Provide information to cancer patients and family member on the causes and current treatment of cancer that involves the bone. Provide information and serve as a resource for physicians, nurses, and other health professionals regarding the management of cancer that spreads to the bone.


The Bone and Cancer Foundation
120 Wall Street, Suite 1602 New York, NY 10005-4035 Phone: (212) 509-5188 Toll-free: (888) 862-0999 Fax: (212) 509-8492 Website: Email:
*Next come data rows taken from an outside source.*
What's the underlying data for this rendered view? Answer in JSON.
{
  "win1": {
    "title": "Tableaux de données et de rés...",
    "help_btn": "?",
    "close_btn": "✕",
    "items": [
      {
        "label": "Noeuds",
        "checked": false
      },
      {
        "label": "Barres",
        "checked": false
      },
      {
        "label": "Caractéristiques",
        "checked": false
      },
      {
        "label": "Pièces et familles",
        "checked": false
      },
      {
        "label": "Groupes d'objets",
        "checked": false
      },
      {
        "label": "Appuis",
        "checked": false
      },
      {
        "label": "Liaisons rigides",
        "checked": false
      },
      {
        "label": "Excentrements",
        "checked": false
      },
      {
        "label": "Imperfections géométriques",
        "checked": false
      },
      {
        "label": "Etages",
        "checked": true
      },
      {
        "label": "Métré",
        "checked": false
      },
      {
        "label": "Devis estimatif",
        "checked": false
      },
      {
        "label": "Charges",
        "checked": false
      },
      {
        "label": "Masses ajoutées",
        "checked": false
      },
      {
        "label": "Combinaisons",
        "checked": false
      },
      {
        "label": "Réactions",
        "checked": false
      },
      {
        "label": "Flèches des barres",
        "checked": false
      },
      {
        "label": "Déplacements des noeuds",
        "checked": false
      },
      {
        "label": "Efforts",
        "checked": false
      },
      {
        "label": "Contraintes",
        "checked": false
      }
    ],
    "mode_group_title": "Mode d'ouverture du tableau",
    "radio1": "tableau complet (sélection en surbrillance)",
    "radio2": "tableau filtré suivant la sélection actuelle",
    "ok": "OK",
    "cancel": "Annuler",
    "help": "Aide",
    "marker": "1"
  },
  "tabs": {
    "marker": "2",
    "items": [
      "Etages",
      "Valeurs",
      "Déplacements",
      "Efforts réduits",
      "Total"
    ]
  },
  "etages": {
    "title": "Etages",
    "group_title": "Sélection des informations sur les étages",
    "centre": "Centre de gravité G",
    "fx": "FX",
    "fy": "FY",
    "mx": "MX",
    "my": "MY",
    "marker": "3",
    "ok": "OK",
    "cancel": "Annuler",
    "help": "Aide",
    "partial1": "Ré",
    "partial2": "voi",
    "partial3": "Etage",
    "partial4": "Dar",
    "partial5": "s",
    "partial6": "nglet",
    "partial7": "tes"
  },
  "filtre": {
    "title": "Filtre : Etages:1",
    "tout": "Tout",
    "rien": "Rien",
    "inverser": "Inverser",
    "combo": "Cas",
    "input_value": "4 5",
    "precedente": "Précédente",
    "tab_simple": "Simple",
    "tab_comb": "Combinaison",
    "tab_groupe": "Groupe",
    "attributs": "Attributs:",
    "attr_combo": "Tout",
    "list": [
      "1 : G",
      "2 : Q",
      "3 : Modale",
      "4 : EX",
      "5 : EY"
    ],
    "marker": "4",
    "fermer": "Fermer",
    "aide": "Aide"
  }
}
The Bone and Cancer Foundation is a program of The Paget Foundation for Paget’s Disease of Bone and Related Disorders, an Internal Revenue Service (IRS) designated 501c3 organization. A copy of the Foundation’s annual report is available by writing to the Foundation office or the Office of the Attorney General, State of New York, Charities Bureau, 120 Broadway, New York, NY 10271

Copyright, Bone and Cancer Foundation, 2008